“Reading—the best state yet to keep absolute loneliness at bay.” —William Styron
As bibliophiles, we know that in reading books we get pulled into unique places and times, becoming acquainted with inspiring and intriguing characters. We come to love the sites and sounds of the Wayfair Inn or imagine the laugh of a lovely little girl named Blossom in Second Chance Grill. Alone, with our books, we conjure up vivid images, sounds, and smells that take us to places unimagined.
Although there is much to be said about the solitary nature of reading, there is also a great deal to be gained by reading with others. Do they imagine characters look the same as you do? How do others experience the conflict among family members? What lessons are others learning from the story? Reading books alongside others—via a bookclub—is a wonderful way to glimpse the book through others’ eyes in a way that builds community, strengthens old friendships, and develops new ones.
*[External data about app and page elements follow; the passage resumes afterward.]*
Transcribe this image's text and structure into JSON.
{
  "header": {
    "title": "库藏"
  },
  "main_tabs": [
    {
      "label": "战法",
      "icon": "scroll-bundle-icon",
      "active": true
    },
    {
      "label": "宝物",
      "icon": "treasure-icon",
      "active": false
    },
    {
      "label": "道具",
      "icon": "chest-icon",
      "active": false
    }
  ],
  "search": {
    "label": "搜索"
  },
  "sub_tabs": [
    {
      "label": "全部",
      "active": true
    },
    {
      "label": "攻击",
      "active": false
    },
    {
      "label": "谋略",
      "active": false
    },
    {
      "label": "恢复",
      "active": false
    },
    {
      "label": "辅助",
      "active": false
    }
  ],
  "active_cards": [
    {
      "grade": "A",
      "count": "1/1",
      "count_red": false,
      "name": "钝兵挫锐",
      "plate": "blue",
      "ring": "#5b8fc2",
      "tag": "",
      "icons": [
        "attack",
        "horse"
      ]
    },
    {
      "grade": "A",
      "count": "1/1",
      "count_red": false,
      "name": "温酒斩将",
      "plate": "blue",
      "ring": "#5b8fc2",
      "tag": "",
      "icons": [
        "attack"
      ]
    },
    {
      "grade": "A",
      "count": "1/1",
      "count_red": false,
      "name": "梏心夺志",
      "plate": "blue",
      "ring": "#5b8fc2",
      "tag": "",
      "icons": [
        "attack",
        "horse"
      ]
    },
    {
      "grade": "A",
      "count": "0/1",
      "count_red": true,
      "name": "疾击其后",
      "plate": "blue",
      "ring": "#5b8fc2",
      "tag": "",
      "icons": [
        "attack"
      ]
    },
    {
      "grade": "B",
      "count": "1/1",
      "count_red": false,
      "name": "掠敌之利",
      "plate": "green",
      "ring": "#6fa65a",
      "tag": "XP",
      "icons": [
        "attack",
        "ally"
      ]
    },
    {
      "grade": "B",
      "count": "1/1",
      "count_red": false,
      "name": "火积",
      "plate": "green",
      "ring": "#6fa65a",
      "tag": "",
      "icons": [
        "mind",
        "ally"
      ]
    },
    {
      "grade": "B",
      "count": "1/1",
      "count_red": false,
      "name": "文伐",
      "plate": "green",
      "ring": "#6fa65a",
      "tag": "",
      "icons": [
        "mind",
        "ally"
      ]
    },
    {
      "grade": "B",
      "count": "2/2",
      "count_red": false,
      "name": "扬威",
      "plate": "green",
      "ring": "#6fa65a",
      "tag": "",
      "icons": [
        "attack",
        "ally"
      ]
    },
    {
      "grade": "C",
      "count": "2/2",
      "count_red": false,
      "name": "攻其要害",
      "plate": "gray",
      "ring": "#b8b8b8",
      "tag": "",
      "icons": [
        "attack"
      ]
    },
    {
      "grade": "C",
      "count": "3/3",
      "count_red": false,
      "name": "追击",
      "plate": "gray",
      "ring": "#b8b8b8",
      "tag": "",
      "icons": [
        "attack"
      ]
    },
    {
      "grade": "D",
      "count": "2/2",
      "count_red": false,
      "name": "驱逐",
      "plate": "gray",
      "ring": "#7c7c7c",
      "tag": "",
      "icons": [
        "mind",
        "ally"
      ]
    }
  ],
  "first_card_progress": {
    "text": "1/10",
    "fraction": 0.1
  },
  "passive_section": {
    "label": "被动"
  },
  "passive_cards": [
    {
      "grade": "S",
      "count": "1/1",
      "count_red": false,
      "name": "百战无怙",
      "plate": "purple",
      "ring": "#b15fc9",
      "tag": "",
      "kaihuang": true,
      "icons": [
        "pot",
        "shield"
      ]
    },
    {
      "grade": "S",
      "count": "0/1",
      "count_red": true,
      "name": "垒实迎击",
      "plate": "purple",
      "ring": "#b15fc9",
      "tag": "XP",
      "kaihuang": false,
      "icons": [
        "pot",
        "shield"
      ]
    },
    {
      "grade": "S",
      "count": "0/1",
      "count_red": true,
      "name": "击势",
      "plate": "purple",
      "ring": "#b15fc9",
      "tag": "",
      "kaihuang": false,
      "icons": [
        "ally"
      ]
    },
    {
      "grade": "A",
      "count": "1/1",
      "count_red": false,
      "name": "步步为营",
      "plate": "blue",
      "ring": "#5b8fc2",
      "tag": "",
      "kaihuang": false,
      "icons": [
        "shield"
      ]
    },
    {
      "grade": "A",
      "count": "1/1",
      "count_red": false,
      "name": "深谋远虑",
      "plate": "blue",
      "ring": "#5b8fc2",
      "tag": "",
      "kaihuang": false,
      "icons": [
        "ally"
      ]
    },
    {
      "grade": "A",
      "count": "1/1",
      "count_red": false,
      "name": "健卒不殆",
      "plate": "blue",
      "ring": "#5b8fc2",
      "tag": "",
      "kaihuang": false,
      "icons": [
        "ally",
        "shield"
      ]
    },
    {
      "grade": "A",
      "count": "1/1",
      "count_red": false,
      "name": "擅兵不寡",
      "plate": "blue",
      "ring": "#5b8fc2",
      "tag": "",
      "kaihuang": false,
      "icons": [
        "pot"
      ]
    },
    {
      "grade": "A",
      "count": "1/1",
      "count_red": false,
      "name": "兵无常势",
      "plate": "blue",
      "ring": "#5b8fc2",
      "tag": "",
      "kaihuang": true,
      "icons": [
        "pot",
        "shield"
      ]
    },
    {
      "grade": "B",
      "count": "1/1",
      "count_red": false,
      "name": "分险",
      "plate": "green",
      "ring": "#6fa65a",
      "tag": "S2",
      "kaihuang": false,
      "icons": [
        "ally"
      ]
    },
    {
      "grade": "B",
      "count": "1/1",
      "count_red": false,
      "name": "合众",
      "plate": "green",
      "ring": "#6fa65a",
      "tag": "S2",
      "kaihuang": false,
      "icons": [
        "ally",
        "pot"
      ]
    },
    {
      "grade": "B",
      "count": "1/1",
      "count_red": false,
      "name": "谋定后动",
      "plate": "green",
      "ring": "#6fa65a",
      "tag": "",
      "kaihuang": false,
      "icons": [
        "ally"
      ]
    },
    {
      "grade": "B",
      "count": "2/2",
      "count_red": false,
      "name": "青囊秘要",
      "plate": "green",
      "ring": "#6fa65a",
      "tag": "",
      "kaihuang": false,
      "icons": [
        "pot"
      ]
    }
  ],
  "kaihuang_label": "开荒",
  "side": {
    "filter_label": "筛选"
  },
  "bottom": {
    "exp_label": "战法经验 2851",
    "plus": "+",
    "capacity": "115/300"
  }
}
Starting a book club is fairly easy. You just need to think about who you’ll invite, how meetings and discussions will occur, the frequency of discussions, and how books will be selected. Oftentimes, starting a book club seems like another task to attend to, but it doesn’t have to be. Once the format of the club is established, decide how everyone can share in keeping the group alive and books in the hands of the members. To make sure that a club stays engaged and that you are connecting with others, consider these three options when creating your book club.
Work With a Local Library
Your public library is an invaluable resource for book clubs! Librarians can make suggestions on books to read and how to develop questions for the club to consider. They may even be able to help you find existing book club questions that already exist. Most libraries are also affiliated with the American Library Association which also provides suggestions on book club reads. Most importantly, your Library may have several copies of an eBook that can be checked out, so this may reduce the costs of being part of a reading group. Finally, if you need a place to meet, public libraries are all too happy to help provide space and support for local book clubs.
Too busy for a traditional book club? Then meet online! As you may know, there are a lot of clubs you can join—or create—on Facebook or Twitter. The social platform can serve as a vehicle for book selection and discussion. But also think outside the box when it comes to online book clubs! You can use tools such as Slack or Zoom where you can keep your club private and use chat, video, and file sharing options for discussions. The benefit here is the flexibility the club can have and the opportunity to connect with others who don’t live by you or who are in other parts of the world!
Connect With Co-Workers
Yes, book clubs do exist at work! Planning book reading and discussion time around common lunch breaks or after work is a great way to get to know your colleagues in a different light. Your club can consider non-fiction books that can be helpful in the workplace like Dare to Lead by Brené Brown or Grit by Angela Duckworth. Your organization’s human resources department may be willing to lend support as book clubs are considered a tool for employee professional development.
As you embrace on the journey to develop a book club, focus not only on the literature you’ll develop into, but the relationships you can develop and enhance through the common bond of reading. By considering these three tips, your world can expand and become much richer!